In addition, this year’s efforts were expanded to include collection of toiletries for VMC. Y-12 collected more than 20 copy paper boxes full of soap, shampoo, conditioner, toothbrushes, toothpaste, lotions and many other necessities. With these hundreds of items, VMC was able to restock their supply closet for the winter.
The Volunteer Ministry Center was established in 1987 and offers specialized services to the homeless and those within our community who are in crisis.
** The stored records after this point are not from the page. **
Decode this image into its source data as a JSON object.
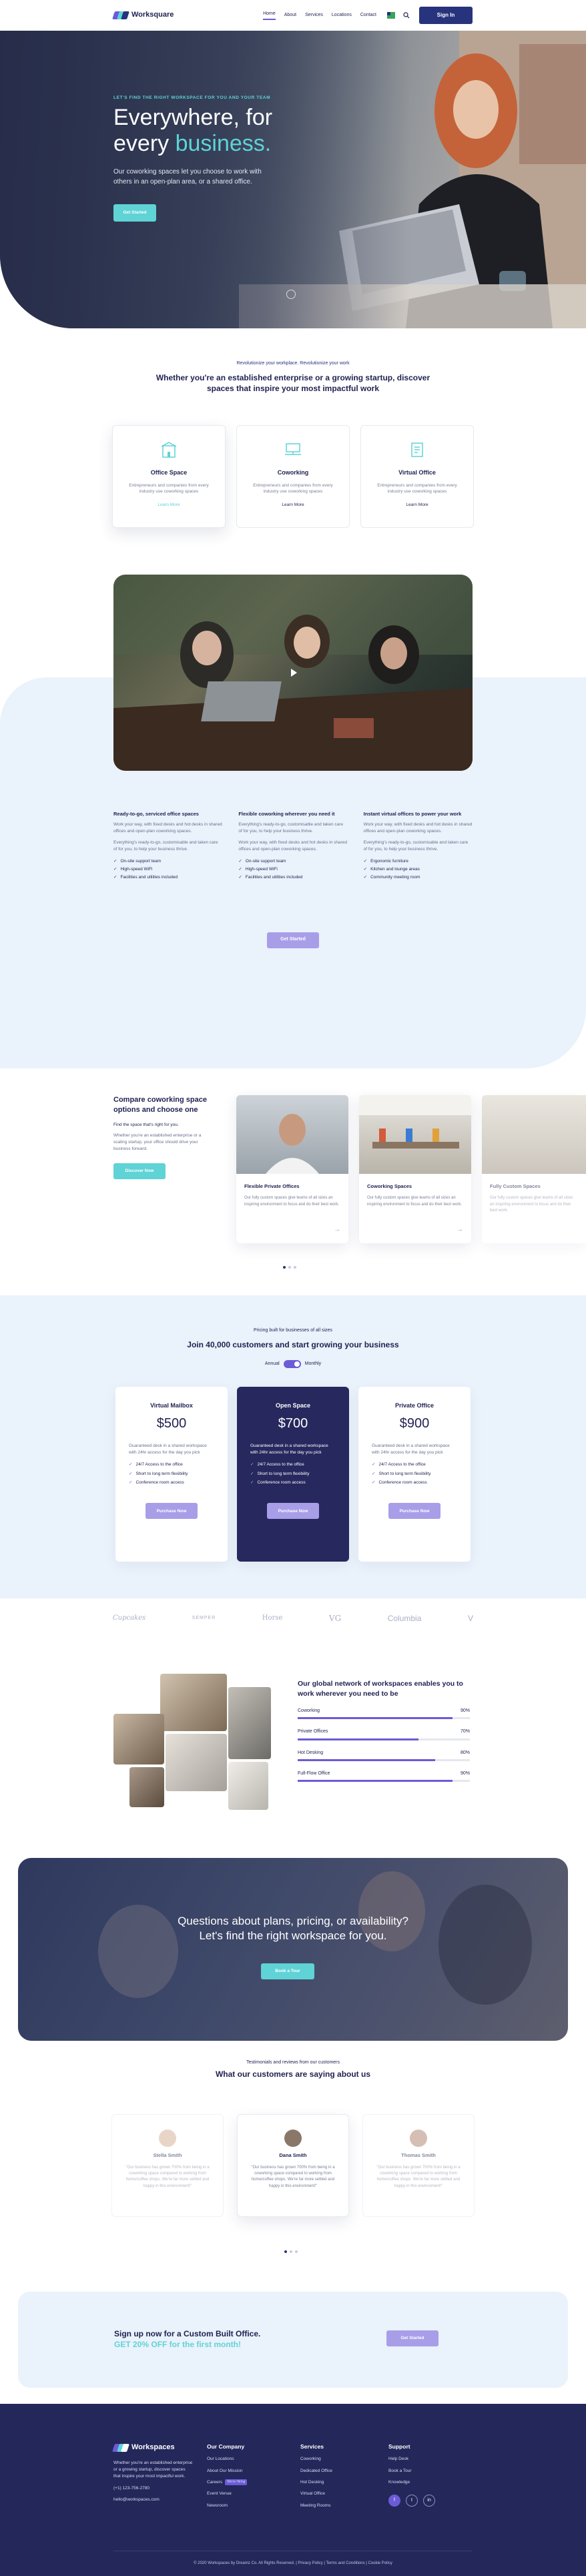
{
  "brand": {
    "name": "Worksquare",
    "footer_name": "Workspaces",
    "primary": "#27347d",
    "accent": "#5fd3d6",
    "purple": "#6b5bd6"
  },
  "nav": {
    "items": [
      "Home",
      "About",
      "Services",
      "Locations",
      "Contact"
    ],
    "signin": "Sign In"
  },
  "hero": {
    "kicker": "LET'S FIND THE RIGHT WORKSPACE FOR YOU AND YOUR TEAM",
    "title_1": "Everywhere, for",
    "title_2a": "every ",
    "title_2b": "business.",
    "subtitle": "Our coworking spaces let you choose to work with others in an open-plan area, or a shared office.",
    "cta": "Get Started"
  },
  "intro": {
    "kicker": "Revolutionize your workplace. Revolutionize your work",
    "title": "Whether you're an established enterprise or a growing startup, discover spaces that inspire your most impactful work",
    "cards": [
      {
        "title": "Office Space",
        "text": "Entrepreneurs and companies from every industry use coworking spaces",
        "link": "Learn More"
      },
      {
        "title": "Coworking",
        "text": "Entrepreneurs and companies from every industry use coworking spaces",
        "link": "Learn More"
      },
      {
        "title": "Virtual Office",
        "text": "Entrepreneurs and companies from every industry use coworking spaces",
        "link": "Learn More"
      }
    ]
  },
  "features": {
    "cols": [
      {
        "title": "Ready-to-go, serviced office spaces",
        "p1": "Work your way, with fixed desks and hot desks in shared offices and open-plan coworking spaces.",
        "p2": "Everything's ready-to-go, customisable and taken care of for you, to help your business thrive.",
        "items": [
          "On-site support team",
          "High-speed WiFi",
          "Facilities and utilities included"
        ]
      },
      {
        "title": "Flexible coworking wherever you need it",
        "p1": "Everything's ready-to-go, customisable and taken care of for you, to help your business thrive.",
        "p2": "Work your way, with fixed desks and hot desks in shared offices and open-plan coworking spaces.",
        "items": [
          "On-site support team",
          "High-speed WiFi",
          "Facilities and utilities included"
        ]
      },
      {
        "title": "Instant virtual offices to power your work",
        "p1": "Work your way, with fixed desks and hot desks in shared offices and open-plan coworking spaces.",
        "p2": "Everything's ready-to-go, customisable and taken care of for you, to help your business thrive.",
        "items": [
          "Ergonomic furniture",
          "Kitchen and lounge areas",
          "Community meeting room"
        ]
      }
    ],
    "cta": "Get Started"
  },
  "compare": {
    "title": "Compare coworking space options and choose one",
    "sub": "Find the space that's right for you.",
    "desc": "Whether you're an established enterprise or a scaling startup, your office should drive your business forward.",
    "cta": "Discover Now",
    "slides": [
      {
        "title": "Flexible Private Offices",
        "text": "Our fully custom spaces give teams of all sizes an inspiring environment to focus and do their best work."
      },
      {
        "title": "Coworking Spaces",
        "text": "Our fully custom spaces give teams of all sizes an inspiring environment to focus and do their best work."
      },
      {
        "title": "Fully Custom Spaces",
        "text": "Our fully custom spaces give teams of all sizes an inspiring environment to focus and do their best work."
      }
    ]
  },
  "pricing": {
    "kicker": "Pricing built for businesses of all sizes",
    "title": "Join 40,000 customers and start growing your business",
    "annual": "Annual",
    "monthly": "Monthly",
    "plans": [
      {
        "name": "Virtual Mailbox",
        "price": "$500",
        "desc": "Guaranteed desk in a shared workspace with 24hr access for the day you pick",
        "items": [
          "24/7 Access to the office",
          "Short to long term flexibility",
          "Conference room access"
        ],
        "cta": "Purchase Now"
      },
      {
        "name": "Open Space",
        "price": "$700",
        "desc": "Guaranteed desk in a shared workspace with 24hr access for the day you pick",
        "items": [
          "24/7 Access to the office",
          "Short to long term flexibility",
          "Conference room access"
        ],
        "cta": "Purchase Now"
      },
      {
        "name": "Private Office",
        "price": "$900",
        "desc": "Guaranteed desk in a shared workspace with 24hr access for the day you pick",
        "items": [
          "24/7 Access to the office",
          "Short to long term flexibility",
          "Conference room access"
        ],
        "cta": "Purchase Now"
      }
    ]
  },
  "logos": [
    "Cupcakes",
    "SEMPER",
    "Horse",
    "VG",
    "Columbia",
    "V"
  ],
  "network": {
    "title": "Our global network of workspaces enables you to work wherever you need to be",
    "bars": [
      {
        "label": "Coworking",
        "pct": "90%",
        "value": 0.9
      },
      {
        "label": "Private Offices",
        "pct": "70%",
        "value": 0.7
      },
      {
        "label": "Hot Desking",
        "pct": "80%",
        "value": 0.8
      },
      {
        "label": "Full-Flow Office",
        "pct": "90%",
        "value": 0.9
      }
    ]
  },
  "questions": {
    "line1": "Questions about plans, pricing, or availability?",
    "line2": "Let's find the right workspace for you.",
    "cta": "Book a Tour"
  },
  "testimonials": {
    "kicker": "Testimonials and reviews from our customers",
    "title": "What our customers are saying about us",
    "items": [
      {
        "name": "Stella Smith",
        "text": "\"Our business has grown 700% from being in a coworking space compared to working from home/coffee shops. We're far more settled and happy in this environment!\""
      },
      {
        "name": "Dana Smith",
        "text": "\"Our business has grown 700% from being in a coworking space compared to working from home/coffee shops. We're far more settled and happy in this environment!\""
      },
      {
        "name": "Thomas Smith",
        "text": "\"Our business has grown 700% from being in a coworking space compared to working from home/coffee shops. We're far more settled and happy in this environment!\""
      }
    ]
  },
  "signup": {
    "line1": "Sign up now for a Custom Built Office.",
    "line2": "GET 20% OFF for the first month!",
    "cta": "Get Started"
  },
  "footer": {
    "about": "Whether you're an established enterprise or a growing startup, discover spaces that inspire your most impactful work.",
    "phone": "(+1) 123-756-2780",
    "email": "hello@workspaces.com",
    "company": {
      "title": "Our Company",
      "items": [
        "Our Locations",
        "About Our Mission",
        "Careers",
        "Event Venue",
        "Newsroom"
      ],
      "hiring": "We're Hiring"
    },
    "services": {
      "title": "Services",
      "items": [
        "Coworking",
        "Dedicated Office",
        "Hot Desking",
        "Virtual Office",
        "Meeting Rooms"
      ]
    },
    "support": {
      "title": "Support",
      "items": [
        "Help Desk",
        "Book a Tour",
        "Knowledge"
      ]
    },
    "social": [
      "f",
      "t",
      "in"
    ],
    "copyright": "© 2020 Workspaces by Dreamz Co. All Rights Reserved. | Privacy Policy | Terms and Conditions | Cookie Policy"
  }
}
VMC’s programs support its two-fold mission of facilitating permanent supportive housing for those who are homeless and providing services to prevent homelessness.
About the photo:
Y-12 employees load some of the 589 coats from United Way drive that benefits Volunteer Ministry Center.
Four Lawrence Livermore National Laboratory scientists have been selected as 2013 fellows of the American Physical Society (APS). They include Charles Cerjan, Ian Thompson, Eric Schwegler and Marilyn Schneider.
APS fellowships are awarded after extensive review and are considered a distinct honor because the evaluation process, conducted by the fellowship committees of individual divisions, topical groups and forums, relies on nominations and recommendations by one's professional peers.
About the photo:
From left: Charles Cerjan, Ian Thompson, Eric Schwegler and Marilyn Schneider.
On Dec. 18-19, 2013, the United States hosted a visit by delegations from France and the United Kingdom to see experimental facilities at the Nevada National Security Site (NNSS) related to stockpile stewardship, arms control and nonproliferation. Discussions included technical issues associated with the goals identified in the 2010 Non-Proliferation Treaty Review Conference Action Plan.
About the photo:
Policy and technical representatives from the United States, United Kingdom, and France visiting the U1a Underground Research Complex at the U.S. Department of Energy’s National Nuclear Security Administration Nevada National Security Site.
Wireless networks have become commonplace in homes, restaurants and retail environments, but up until now, they have not been suitable for secure environments. That may be about to change.
NNSA’s Savannah River Tritium Enterprise (SRTE) has begun a year-long test using secure wireless technology in a tritium air monitoring system. The test is an important step in demonstrating the ability to reap the benefits of wireless technology in a secure environment, with potential for applications across the NNSA, other federal agencies and critical manufacturing facilities. The Savannah River National Laboratory designed and fabricated a prototype wireless Tritium Air Monitoring cart, funded by SRTE’s Plant-Directed Research and Development program. NNSA and its sites around the country could benefit greatly from the ability to use this type of wireless technology for radiation monitoring in nuclear facilities, where monitoring is essential for operating the equipment safely and protecting personnel. Advantages of wireless, compared to a wired system, include lower cost, greater reliability and freedom of movement.